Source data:
_ _ _ _
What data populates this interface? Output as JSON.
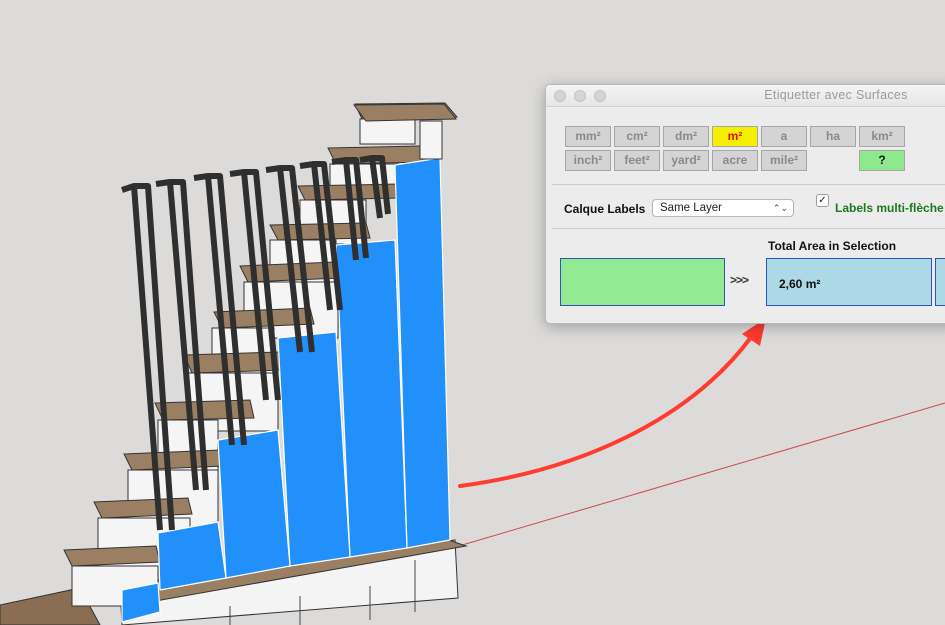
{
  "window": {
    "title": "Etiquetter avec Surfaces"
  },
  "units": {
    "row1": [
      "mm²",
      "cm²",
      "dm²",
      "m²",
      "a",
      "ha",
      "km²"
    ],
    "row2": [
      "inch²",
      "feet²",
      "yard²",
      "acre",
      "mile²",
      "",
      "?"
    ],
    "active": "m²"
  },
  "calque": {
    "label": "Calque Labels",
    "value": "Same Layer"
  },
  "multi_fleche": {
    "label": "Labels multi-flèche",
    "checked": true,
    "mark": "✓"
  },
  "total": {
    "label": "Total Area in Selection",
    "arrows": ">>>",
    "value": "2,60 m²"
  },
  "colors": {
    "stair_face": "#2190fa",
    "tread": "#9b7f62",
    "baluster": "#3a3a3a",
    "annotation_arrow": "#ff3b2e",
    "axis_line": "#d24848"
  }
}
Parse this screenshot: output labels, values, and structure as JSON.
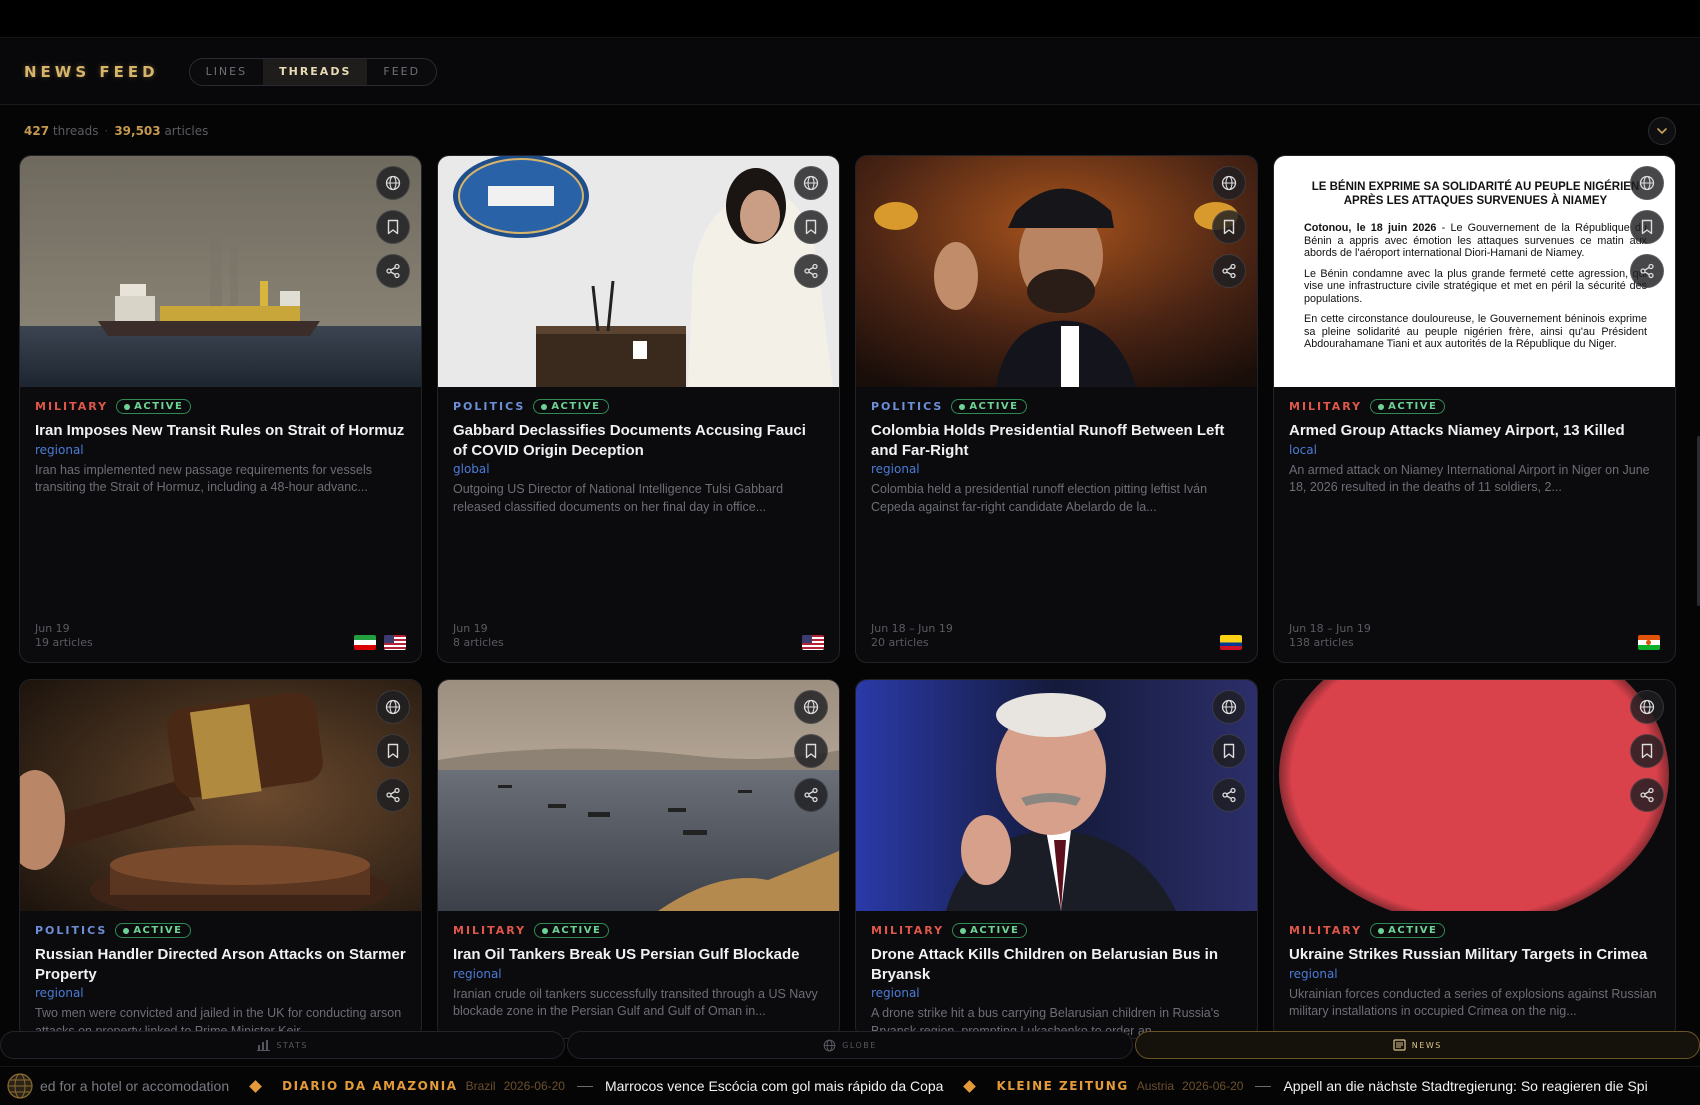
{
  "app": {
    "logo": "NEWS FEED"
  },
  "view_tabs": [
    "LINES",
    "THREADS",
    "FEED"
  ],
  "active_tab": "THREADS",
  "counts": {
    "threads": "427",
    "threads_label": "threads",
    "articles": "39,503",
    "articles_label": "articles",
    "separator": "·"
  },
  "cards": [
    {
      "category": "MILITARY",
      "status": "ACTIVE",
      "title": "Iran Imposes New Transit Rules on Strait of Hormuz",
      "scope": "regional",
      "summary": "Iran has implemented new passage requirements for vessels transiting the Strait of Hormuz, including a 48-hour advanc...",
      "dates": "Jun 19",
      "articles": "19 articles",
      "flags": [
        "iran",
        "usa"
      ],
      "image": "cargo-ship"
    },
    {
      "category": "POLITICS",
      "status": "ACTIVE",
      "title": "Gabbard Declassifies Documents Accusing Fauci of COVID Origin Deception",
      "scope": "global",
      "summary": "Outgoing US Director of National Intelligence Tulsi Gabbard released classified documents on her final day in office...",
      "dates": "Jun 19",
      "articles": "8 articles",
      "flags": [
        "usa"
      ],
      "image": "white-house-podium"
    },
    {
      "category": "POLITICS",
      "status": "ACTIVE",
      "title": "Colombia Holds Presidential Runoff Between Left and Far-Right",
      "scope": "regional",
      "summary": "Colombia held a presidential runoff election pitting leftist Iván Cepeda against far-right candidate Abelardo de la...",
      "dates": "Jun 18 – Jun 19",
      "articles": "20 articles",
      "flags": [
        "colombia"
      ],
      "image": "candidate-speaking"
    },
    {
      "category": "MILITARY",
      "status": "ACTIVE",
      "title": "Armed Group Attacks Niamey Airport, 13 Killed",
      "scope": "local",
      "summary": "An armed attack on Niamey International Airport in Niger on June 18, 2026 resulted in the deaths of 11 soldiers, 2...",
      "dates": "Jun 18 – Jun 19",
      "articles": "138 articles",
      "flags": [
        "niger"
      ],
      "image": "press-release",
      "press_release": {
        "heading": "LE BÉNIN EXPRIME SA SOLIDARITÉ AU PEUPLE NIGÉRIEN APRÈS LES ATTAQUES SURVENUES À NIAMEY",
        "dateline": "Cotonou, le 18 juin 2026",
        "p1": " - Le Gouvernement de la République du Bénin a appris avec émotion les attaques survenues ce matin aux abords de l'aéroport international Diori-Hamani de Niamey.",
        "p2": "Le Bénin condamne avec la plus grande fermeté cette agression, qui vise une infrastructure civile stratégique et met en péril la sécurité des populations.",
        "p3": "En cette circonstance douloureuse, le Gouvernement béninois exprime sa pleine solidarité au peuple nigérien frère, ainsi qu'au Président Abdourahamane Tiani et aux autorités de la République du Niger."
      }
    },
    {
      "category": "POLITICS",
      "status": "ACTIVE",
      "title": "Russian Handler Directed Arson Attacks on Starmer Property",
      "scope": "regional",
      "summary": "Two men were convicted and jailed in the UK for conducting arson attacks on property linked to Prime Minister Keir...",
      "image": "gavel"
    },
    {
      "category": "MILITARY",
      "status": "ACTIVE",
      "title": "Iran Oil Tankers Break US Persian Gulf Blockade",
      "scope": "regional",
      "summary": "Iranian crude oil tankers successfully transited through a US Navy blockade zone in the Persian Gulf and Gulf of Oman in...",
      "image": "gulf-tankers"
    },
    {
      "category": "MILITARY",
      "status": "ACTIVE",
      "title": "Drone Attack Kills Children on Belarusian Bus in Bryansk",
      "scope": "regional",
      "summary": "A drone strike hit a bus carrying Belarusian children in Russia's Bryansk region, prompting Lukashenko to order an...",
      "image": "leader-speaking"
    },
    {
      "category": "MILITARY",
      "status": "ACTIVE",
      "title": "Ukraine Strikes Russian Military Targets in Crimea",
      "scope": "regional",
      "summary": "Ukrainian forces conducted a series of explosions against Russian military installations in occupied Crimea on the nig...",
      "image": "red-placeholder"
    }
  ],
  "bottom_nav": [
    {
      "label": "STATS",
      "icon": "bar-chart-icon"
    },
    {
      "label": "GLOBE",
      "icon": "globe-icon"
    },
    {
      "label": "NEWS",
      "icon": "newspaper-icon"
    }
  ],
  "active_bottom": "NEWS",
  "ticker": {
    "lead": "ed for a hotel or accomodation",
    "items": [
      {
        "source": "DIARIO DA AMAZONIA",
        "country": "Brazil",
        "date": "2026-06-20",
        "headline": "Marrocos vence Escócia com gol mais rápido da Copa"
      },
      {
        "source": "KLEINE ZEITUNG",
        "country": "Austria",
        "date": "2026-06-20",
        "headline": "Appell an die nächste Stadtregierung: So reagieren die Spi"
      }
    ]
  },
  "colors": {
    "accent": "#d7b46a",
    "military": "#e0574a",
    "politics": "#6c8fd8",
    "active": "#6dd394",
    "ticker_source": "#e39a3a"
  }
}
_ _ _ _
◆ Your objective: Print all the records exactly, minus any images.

◆ Response area:
What data populates this interface? Output as JSON.
{
  "window": {
    "title": "Etiquetter avec Surfaces"
  },
  "units": {
    "row1": [
      "mm²",
      "cm²",
      "dm²",
      "m²",
      "a",
      "ha",
      "km²"
    ],
    "row2": [
      "inch²",
      "feet²",
      "yard²",
      "acre",
      "mile²",
      "",
      "?"
    ],
    "active": "m²"
  },
  "calque": {
    "label": "Calque Labels",
    "value": "Same Layer"
  },
  "multi_fleche": {
    "label": "Labels multi-flèche",
    "checked": true,
    "mark": "✓"
  },
  "total": {
    "label": "Total Area in Selection",
    "arrows": ">>>",
    "value": "2,60 m²"
  },
  "colors": {
    "stair_face": "#2190fa",
    "tread": "#9b7f62",
    "baluster": "#3a3a3a",
    "annotation_arrow": "#ff3b2e",
    "axis_line": "#d24848"
  }
}
Parse this screenshot: output labels, values, and structure as JSON.
{
  "app": {
    "logo": "NEWS FEED"
  },
  "view_tabs": [
    "LINES",
    "THREADS",
    "FEED"
  ],
  "active_tab": "THREADS",
  "counts": {
    "threads": "427",
    "threads_label": "threads",
    "articles": "39,503",
    "articles_label": "articles",
    "separator": "·"
  },
  "cards": [
    {
      "category": "MILITARY",
      "status": "ACTIVE",
      "title": "Iran Imposes New Transit Rules on Strait of Hormuz",
      "scope": "regional",
      "summary": "Iran has implemented new passage requirements for vessels transiting the Strait of Hormuz, including a 48-hour advanc...",
      "dates": "Jun 19",
      "articles": "19 articles",
      "flags": [
        "iran",
        "usa"
      ],
      "image": "cargo-ship"
    },
    {
      "category": "POLITICS",
      "status": "ACTIVE",
      "title": "Gabbard Declassifies Documents Accusing Fauci of COVID Origin Deception",
      "scope": "global",
      "summary": "Outgoing US Director of National Intelligence Tulsi Gabbard released classified documents on her final day in office...",
      "dates": "Jun 19",
      "articles": "8 articles",
      "flags": [
        "usa"
      ],
      "image": "white-house-podium"
    },
    {
      "category": "POLITICS",
      "status": "ACTIVE",
      "title": "Colombia Holds Presidential Runoff Between Left and Far-Right",
      "scope": "regional",
      "summary": "Colombia held a presidential runoff election pitting leftist Iván Cepeda against far-right candidate Abelardo de la...",
      "dates": "Jun 18 – Jun 19",
      "articles": "20 articles",
      "flags": [
        "colombia"
      ],
      "image": "candidate-speaking"
    },
    {
      "category": "MILITARY",
      "status": "ACTIVE",
      "title": "Armed Group Attacks Niamey Airport, 13 Killed",
      "scope": "local",
      "summary": "An armed attack on Niamey International Airport in Niger on June 18, 2026 resulted in the deaths of 11 soldiers, 2...",
      "dates": "Jun 18 – Jun 19",
      "articles": "138 articles",
      "flags": [
        "niger"
      ],
      "image": "press-release",
      "press_release": {
        "heading": "LE BÉNIN EXPRIME SA SOLIDARITÉ AU PEUPLE NIGÉRIEN APRÈS LES ATTAQUES SURVENUES À NIAMEY",
        "dateline": "Cotonou, le 18 juin 2026",
        "p1": " - Le Gouvernement de la République du Bénin a appris avec émotion les attaques survenues ce matin aux abords de l'aéroport international Diori-Hamani de Niamey.",
        "p2": "Le Bénin condamne avec la plus grande fermeté cette agression, qui vise une infrastructure civile stratégique et met en péril la sécurité des populations.",
        "p3": "En cette circonstance douloureuse, le Gouvernement béninois exprime sa pleine solidarité au peuple nigérien frère, ainsi qu'au Président Abdourahamane Tiani et aux autorités de la République du Niger."
      }
    },
    {
      "category": "POLITICS",
      "status": "ACTIVE",
      "title": "Russian Handler Directed Arson Attacks on Starmer Property",
      "scope": "regional",
      "summary": "Two men were convicted and jailed in the UK for conducting arson attacks on property linked to Prime Minister Keir...",
      "image": "gavel"
    },
    {
      "category": "MILITARY",
      "status": "ACTIVE",
      "title": "Iran Oil Tankers Break US Persian Gulf Blockade",
      "scope": "regional",
      "summary": "Iranian crude oil tankers successfully transited through a US Navy blockade zone in the Persian Gulf and Gulf of Oman in...",
      "image": "gulf-tankers"
    },
    {
      "category": "MILITARY",
      "status": "ACTIVE",
      "title": "Drone Attack Kills Children on Belarusian Bus in Bryansk",
      "scope": "regional",
      "summary": "A drone strike hit a bus carrying Belarusian children in Russia's Bryansk region, prompting Lukashenko to order an...",
      "image": "leader-speaking"
    },
    {
      "category": "MILITARY",
      "status": "ACTIVE",
      "title": "Ukraine Strikes Russian Military Targets in Crimea",
      "scope": "regional",
      "summary": "Ukrainian forces conducted a series of explosions against Russian military installations in occupied Crimea on the nig...",
      "image": "red-placeholder"
    }
  ],
  "bottom_nav": [
    {
      "label": "STATS",
      "icon": "bar-chart-icon"
    },
    {
      "label": "GLOBE",
      "icon": "globe-icon"
    },
    {
      "label": "NEWS",
      "icon": "newspaper-icon"
    }
  ],
  "active_bottom": "NEWS",
  "ticker": {
    "lead": "ed for a hotel or accomodation",
    "items": [
      {
        "source": "DIARIO DA AMAZONIA",
        "country": "Brazil",
        "date": "2026-06-20",
        "headline": "Marrocos vence Escócia com gol mais rápido da Copa"
      },
      {
        "source": "KLEINE ZEITUNG",
        "country": "Austria",
        "date": "2026-06-20",
        "headline": "Appell an die nächste Stadtregierung: So reagieren die Spi"
      }
    ]
  },
  "colors": {
    "accent": "#d7b46a",
    "military": "#e0574a",
    "politics": "#6c8fd8",
    "active": "#6dd394",
    "ticker_source": "#e39a3a"
  }
}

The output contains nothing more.